The leads do a good job then, but what about the villains? Well, I don’t think I’m spoiling too much about the film to say that Kiicihi Makai and Hayato Ichihara play the tragic antagonists. Kiichi may be most familiar to some viewers for his previous work with director Yojiro: When the Last Sword is Drawn, playing the central role of Yoshimura. That was a well-written (if heavily melodramatic) part, but in Onmyoji 2 he’s given little else to do bar look devious and spout reams and reams of expositional dialogue. The end result is a performance that doesn’t particularly stand out, he goes through half the movie looking either sombre or grinning like a demented Hyena – all depending on whether the character is in down trodden tragic figure or maniacal avenger mode.
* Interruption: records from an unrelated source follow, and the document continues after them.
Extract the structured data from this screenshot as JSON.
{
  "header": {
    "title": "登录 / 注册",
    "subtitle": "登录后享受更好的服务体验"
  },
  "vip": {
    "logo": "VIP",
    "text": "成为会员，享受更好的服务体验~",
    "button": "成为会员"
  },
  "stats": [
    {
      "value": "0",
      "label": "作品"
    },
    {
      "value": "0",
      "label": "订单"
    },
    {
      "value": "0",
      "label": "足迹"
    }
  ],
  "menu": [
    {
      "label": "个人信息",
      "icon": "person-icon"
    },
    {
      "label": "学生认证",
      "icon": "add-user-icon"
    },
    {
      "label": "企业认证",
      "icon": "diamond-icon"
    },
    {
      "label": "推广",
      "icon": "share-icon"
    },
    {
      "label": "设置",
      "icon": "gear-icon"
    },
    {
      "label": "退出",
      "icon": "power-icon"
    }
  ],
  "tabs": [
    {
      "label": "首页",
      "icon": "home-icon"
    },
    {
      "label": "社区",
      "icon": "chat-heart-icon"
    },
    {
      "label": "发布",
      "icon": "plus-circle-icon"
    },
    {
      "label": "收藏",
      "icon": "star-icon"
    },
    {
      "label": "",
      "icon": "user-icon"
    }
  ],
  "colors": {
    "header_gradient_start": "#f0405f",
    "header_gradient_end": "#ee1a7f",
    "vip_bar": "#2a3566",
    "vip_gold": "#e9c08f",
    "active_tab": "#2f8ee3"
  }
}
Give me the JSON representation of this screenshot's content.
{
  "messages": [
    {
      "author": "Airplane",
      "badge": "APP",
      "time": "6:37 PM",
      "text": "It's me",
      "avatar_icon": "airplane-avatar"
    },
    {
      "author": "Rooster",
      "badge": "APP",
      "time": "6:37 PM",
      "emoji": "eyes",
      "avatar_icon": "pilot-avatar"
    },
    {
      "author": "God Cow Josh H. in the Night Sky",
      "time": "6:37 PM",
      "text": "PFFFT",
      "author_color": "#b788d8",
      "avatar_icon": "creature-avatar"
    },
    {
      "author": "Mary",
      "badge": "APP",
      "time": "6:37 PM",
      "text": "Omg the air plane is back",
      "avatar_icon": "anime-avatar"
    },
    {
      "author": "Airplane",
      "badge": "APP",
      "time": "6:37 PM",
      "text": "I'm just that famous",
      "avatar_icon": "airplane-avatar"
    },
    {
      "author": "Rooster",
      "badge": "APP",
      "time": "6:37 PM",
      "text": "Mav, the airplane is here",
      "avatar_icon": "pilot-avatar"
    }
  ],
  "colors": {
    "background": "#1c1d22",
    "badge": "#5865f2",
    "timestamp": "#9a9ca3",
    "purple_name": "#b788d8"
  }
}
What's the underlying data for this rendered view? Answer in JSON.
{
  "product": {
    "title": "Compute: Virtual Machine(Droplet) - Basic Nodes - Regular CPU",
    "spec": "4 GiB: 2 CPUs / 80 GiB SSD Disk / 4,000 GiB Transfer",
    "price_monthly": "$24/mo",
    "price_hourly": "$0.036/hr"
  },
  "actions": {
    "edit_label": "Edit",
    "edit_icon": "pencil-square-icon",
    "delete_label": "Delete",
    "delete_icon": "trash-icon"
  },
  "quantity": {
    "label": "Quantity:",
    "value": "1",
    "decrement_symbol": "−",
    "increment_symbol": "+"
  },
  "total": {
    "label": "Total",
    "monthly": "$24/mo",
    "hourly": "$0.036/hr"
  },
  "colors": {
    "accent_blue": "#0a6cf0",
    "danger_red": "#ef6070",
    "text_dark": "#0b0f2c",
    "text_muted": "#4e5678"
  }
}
Hayato Ichihara manages to put in the single worst performance in the film, and his attempt at expressing the character’s animalistic instincts is completely devoid of intensity.
Oops, I’ve started to gripe again! Onmyoji 2 has its flaws, but if you enjoyed the first film then I’m sure you’ll find more of the same from this sequel. Likewise, if you’re new to these films and looking for some disposable entertainment that shouldn’t be taken very seriously, then it certainly fits the bill.
PresentationPresented anamorphically and progressively at 1.80:1, Onmyoji 2’s colour scheme is mainly full of browns and greys with smatterings of lush colourful environments throughout, and while the compression falters a tiny bit when dealing in the darker areas, I have to say the transfer copes with all this pretty well - for the most part colours are crisp and clean. The general look is very natural, with good brightness and contrast levels, although those not so familiar with Japanese films may consider it a tad low contrast, but I assure you, this is how this film should look, the same can be said about the film grain that creeps into certain scenes. The only real black mark I can hold against the video presentation is some excessive halos from Edge Enhancements that can be seen at times throughout the film, a real shame because the detail levels are generally fine.
Geneon have satisfied purists and casual Asian film watchers in the audio stakes with both Japanese and English DD5.1 soundtracks. For the purpose of this review I primarily listened to the original Japanese, and I’m pleased with the final result. Simple dialogue exchanges and gentle scoring dominates most of this film, so that doesn’t push the 5.1 but when the action kicks in the soundtrack springs to life with enough aggressiveness in the bass and effective use of the rears to help boost the action set pieces.
As for the English DD5.1 track, well it sounds just like the Japanese, with only the new dialogue proving any different.
Optional English subtitles are present.